▶ [Exercise]: Reproduce the whole listing, keeping every character the same.

━━━━━━━━━━━━━━━━━━━━━━━━━━━━━━

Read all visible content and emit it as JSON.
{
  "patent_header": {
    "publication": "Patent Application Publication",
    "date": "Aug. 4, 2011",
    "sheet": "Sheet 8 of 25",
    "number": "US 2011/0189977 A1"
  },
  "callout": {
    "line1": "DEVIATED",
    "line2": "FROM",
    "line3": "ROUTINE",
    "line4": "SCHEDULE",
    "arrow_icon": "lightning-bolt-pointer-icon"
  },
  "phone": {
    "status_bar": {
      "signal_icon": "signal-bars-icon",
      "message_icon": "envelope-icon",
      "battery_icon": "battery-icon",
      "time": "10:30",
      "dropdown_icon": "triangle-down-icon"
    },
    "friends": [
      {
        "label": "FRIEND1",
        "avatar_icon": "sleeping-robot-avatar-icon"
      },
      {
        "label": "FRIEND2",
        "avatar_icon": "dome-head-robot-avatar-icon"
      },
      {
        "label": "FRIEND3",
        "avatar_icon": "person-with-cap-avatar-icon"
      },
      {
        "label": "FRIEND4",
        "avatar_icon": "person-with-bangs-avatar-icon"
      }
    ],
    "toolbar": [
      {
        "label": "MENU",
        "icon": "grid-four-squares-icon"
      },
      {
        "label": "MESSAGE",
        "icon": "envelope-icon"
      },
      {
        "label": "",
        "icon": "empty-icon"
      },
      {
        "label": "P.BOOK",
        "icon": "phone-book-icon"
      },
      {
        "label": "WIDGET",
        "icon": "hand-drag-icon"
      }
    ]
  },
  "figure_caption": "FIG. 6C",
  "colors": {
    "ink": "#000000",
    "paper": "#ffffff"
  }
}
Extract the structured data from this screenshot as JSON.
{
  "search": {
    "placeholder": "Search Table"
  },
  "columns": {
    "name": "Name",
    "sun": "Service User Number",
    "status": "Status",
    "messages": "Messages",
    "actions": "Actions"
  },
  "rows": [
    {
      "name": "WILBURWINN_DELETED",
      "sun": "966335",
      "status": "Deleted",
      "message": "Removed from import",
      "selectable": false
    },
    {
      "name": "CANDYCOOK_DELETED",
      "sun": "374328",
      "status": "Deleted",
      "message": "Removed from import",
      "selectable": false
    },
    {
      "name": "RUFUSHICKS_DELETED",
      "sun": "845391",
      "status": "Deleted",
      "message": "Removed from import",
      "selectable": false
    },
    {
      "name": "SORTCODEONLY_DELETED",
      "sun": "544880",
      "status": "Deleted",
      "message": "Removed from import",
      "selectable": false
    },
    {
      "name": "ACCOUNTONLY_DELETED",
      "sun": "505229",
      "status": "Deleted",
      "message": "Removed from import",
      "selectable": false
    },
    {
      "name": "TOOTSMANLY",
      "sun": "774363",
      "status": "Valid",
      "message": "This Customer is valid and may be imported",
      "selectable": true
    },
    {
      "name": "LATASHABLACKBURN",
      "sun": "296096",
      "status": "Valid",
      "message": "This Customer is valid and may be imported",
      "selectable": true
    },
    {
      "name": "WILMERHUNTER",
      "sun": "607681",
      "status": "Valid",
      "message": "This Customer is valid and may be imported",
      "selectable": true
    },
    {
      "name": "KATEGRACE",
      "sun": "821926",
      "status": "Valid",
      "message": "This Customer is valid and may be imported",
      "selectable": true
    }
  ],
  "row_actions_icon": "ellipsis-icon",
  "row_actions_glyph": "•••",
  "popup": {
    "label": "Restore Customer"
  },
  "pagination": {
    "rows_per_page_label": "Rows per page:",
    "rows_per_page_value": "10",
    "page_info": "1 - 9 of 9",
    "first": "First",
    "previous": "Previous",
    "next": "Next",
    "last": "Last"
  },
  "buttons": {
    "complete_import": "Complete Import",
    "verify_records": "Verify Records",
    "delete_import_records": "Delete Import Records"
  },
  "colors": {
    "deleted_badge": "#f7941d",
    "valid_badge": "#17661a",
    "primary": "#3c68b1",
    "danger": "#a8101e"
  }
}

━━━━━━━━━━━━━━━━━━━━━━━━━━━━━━

▶ [Solution to the problem]:
Read all visible content and emit it as JSON.
{
  "patent_header": {
    "publication": "Patent Application Publication",
    "date": "Aug. 4, 2011",
    "sheet": "Sheet 8 of 25",
    "number": "US 2011/0189977 A1"
  },
  "callout": {
    "line1": "DEVIATED",
    "line2": "FROM",
    "line3": "ROUTINE",
    "line4": "SCHEDULE",
    "arrow_icon": "lightning-bolt-pointer-icon"
  },
  "phone": {
    "status_bar": {
      "signal_icon": "signal-bars-icon",
      "message_icon": "envelope-icon",
      "battery_icon": "battery-icon",
      "time": "10:30",
      "dropdown_icon": "triangle-down-icon"
    },
    "friends": [
      {
        "label": "FRIEND1",
        "avatar_icon": "sleeping-robot-avatar-icon"
      },
      {
        "label": "FRIEND2",
        "avatar_icon": "dome-head-robot-avatar-icon"
      },
      {
        "label": "FRIEND3",
        "avatar_icon": "person-with-cap-avatar-icon"
      },
      {
        "label": "FRIEND4",
        "avatar_icon": "person-with-bangs-avatar-icon"
      }
    ],
    "toolbar": [
      {
        "label": "MENU",
        "icon": "grid-four-squares-icon"
      },
      {
        "label": "MESSAGE",
        "icon": "envelope-icon"
      },
      {
        "label": "",
        "icon": "empty-icon"
      },
      {
        "label": "P.BOOK",
        "icon": "phone-book-icon"
      },
      {
        "label": "WIDGET",
        "icon": "hand-drag-icon"
      }
    ]
  },
  "figure_caption": "FIG. 6C",
  "colors": {
    "ink": "#000000",
    "paper": "#ffffff"
  }
}
Extract the structured data from this screenshot as JSON.
{
  "search": {
    "placeholder": "Search Table"
  },
  "columns": {
    "name": "Name",
    "sun": "Service User Number",
    "status": "Status",
    "messages": "Messages",
    "actions": "Actions"
  },
  "rows": [
    {
      "name": "WILBURWINN_DELETED",
      "sun": "966335",
      "status": "Deleted",
      "message": "Removed from import",
      "selectable": false
    },
    {
      "name": "CANDYCOOK_DELETED",
      "sun": "374328",
      "status": "Deleted",
      "message": "Removed from import",
      "selectable": false
    },
    {
      "name": "RUFUSHICKS_DELETED",
      "sun": "845391",
      "status": "Deleted",
      "message": "Removed from import",
      "selectable": false
    },
    {
      "name": "SORTCODEONLY_DELETED",
      "sun": "544880",
      "status": "Deleted",
      "message": "Removed from import",
      "selectable": false
    },
    {
      "name": "ACCOUNTONLY_DELETED",
      "sun": "505229",
      "status": "Deleted",
      "message": "Removed from import",
      "selectable": false
    },
    {
      "name": "TOOTSMANLY",
      "sun": "774363",
      "status": "Valid",
      "message": "This Customer is valid and may be imported",
      "selectable": true
    },
    {
      "name": "LATASHABLACKBURN",
      "sun": "296096",
      "status": "Valid",
      "message": "This Customer is valid and may be imported",
      "selectable": true
    },
    {
      "name": "WILMERHUNTER",
      "sun": "607681",
      "status": "Valid",
      "message": "This Customer is valid and may be imported",
      "selectable": true
    },
    {
      "name": "KATEGRACE",
      "sun": "821926",
      "status": "Valid",
      "message": "This Customer is valid and may be imported",
      "selectable": true
    }
  ],
  "row_actions_icon": "ellipsis-icon",
  "row_actions_glyph": "•••",
  "popup": {
    "label": "Restore Customer"
  },
  "pagination": {
    "rows_per_page_label": "Rows per page:",
    "rows_per_page_value": "10",
    "page_info": "1 - 9 of 9",
    "first": "First",
    "previous": "Previous",
    "next": "Next",
    "last": "Last"
  },
  "buttons": {
    "complete_import": "Complete Import",
    "verify_records": "Verify Records",
    "delete_import_records": "Delete Import Records"
  },
  "colors": {
    "deleted_badge": "#f7941d",
    "valid_badge": "#17661a",
    "primary": "#3c68b1",
    "danger": "#a8101e"
  }
}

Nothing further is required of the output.